Start of GIVEN ENTRIES
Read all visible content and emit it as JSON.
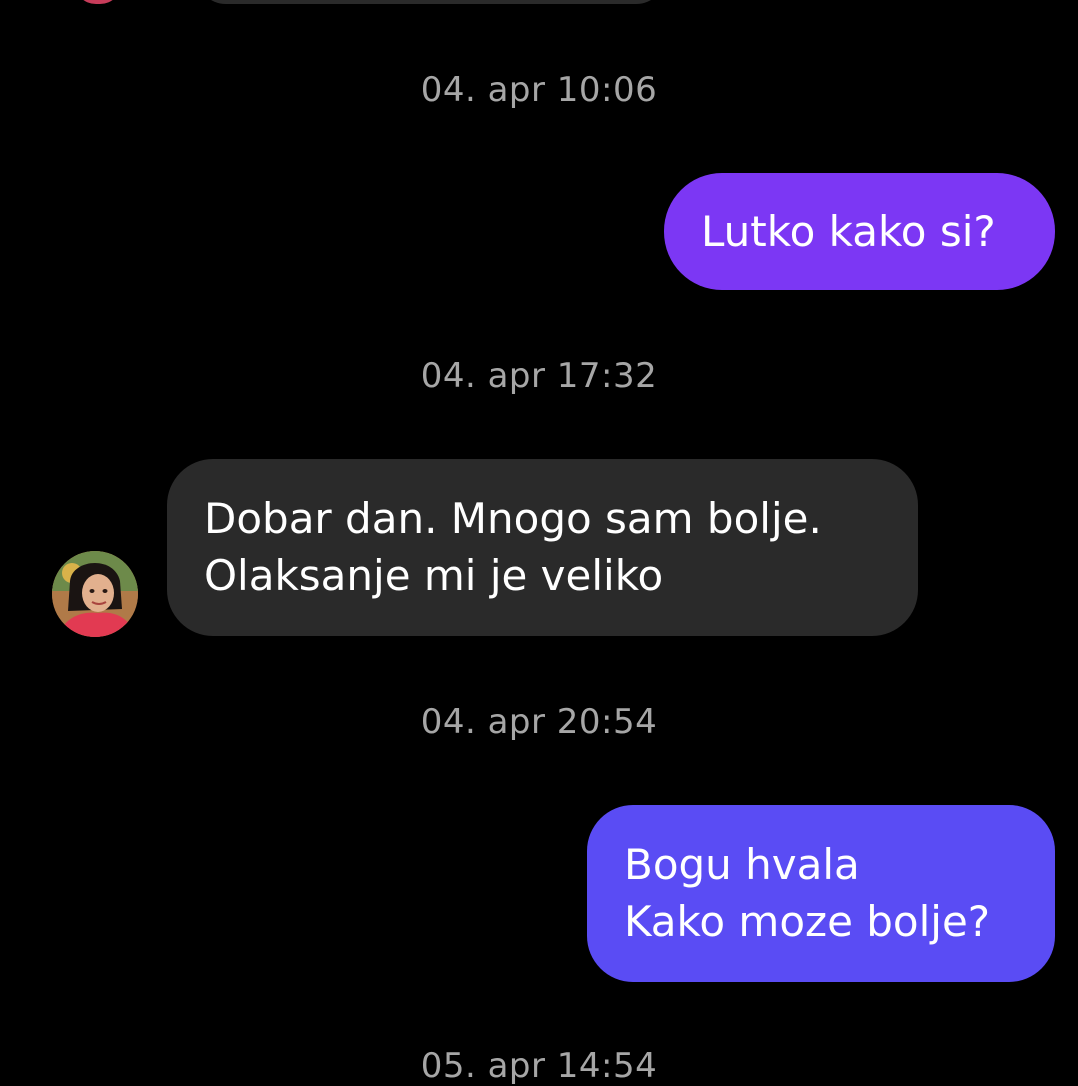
{
  "conversation": {
    "messages": [
      {
        "timestamp": "04. apr 10:06",
        "direction": "outgoing",
        "text": "Lutko kako si?",
        "color": "#7c37f4"
      },
      {
        "timestamp": "04. apr 17:32",
        "direction": "incoming",
        "text": "Dobar dan. Mnogo sam bolje.\nOlaksanje mi je veliko",
        "color": "#2a2a2a"
      },
      {
        "timestamp": "04. apr 20:54",
        "direction": "outgoing",
        "text": "Bogu hvala\nKako moze bolje?",
        "color": "#5a4cf4"
      }
    ],
    "next_timestamp_partial": "05. apr 14:54"
  },
  "theme": {
    "background": "#000000",
    "timestamp_color": "#a6a6a6",
    "incoming_bubble": "#2a2a2a"
  },
  "icons": {
    "contact_avatar": "contact-avatar-photo"
  }
}
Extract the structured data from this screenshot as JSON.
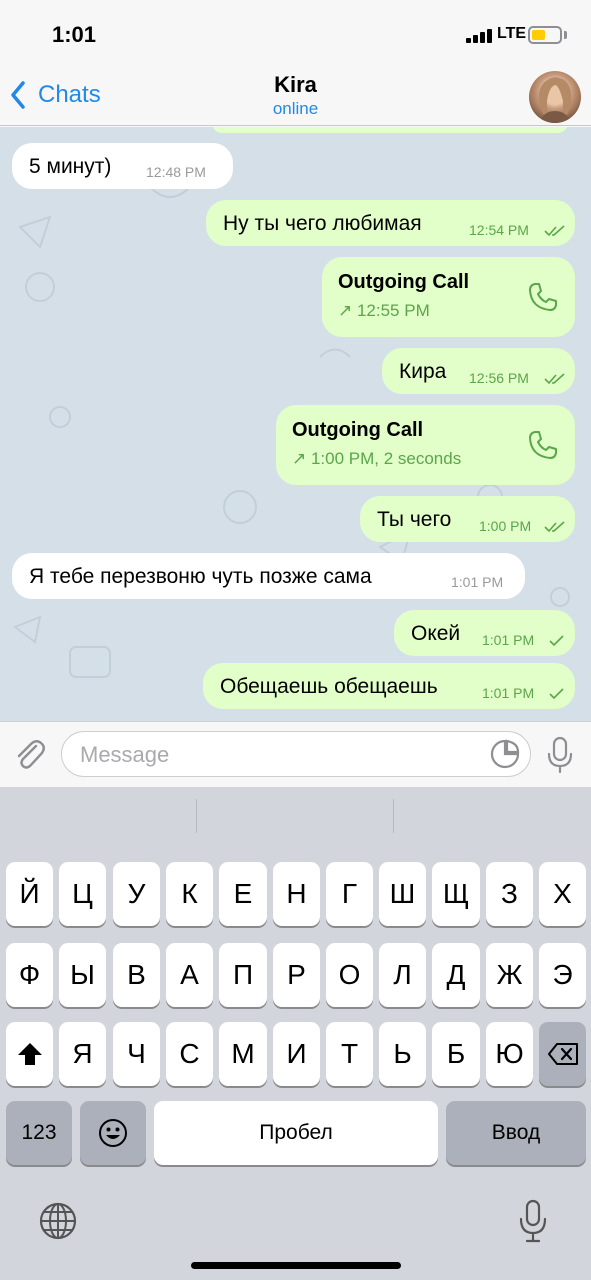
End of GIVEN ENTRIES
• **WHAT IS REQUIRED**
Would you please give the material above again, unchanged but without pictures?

• **ANSWER TO THE PROBLEM**
Read all visible content and emit it as JSON.
{
  "conversation": {
    "messages": [
      {
        "timestamp": "04. apr 10:06",
        "direction": "outgoing",
        "text": "Lutko kako si?",
        "color": "#7c37f4"
      },
      {
        "timestamp": "04. apr 17:32",
        "direction": "incoming",
        "text": "Dobar dan. Mnogo sam bolje.\nOlaksanje mi je veliko",
        "color": "#2a2a2a"
      },
      {
        "timestamp": "04. apr 20:54",
        "direction": "outgoing",
        "text": "Bogu hvala\nKako moze bolje?",
        "color": "#5a4cf4"
      }
    ],
    "next_timestamp_partial": "05. apr 14:54"
  },
  "theme": {
    "background": "#000000",
    "timestamp_color": "#a6a6a6",
    "incoming_bubble": "#2a2a2a"
  },
  "icons": {
    "contact_avatar": "contact-avatar-photo"
  }
}
Extract the structured data from this screenshot as JSON.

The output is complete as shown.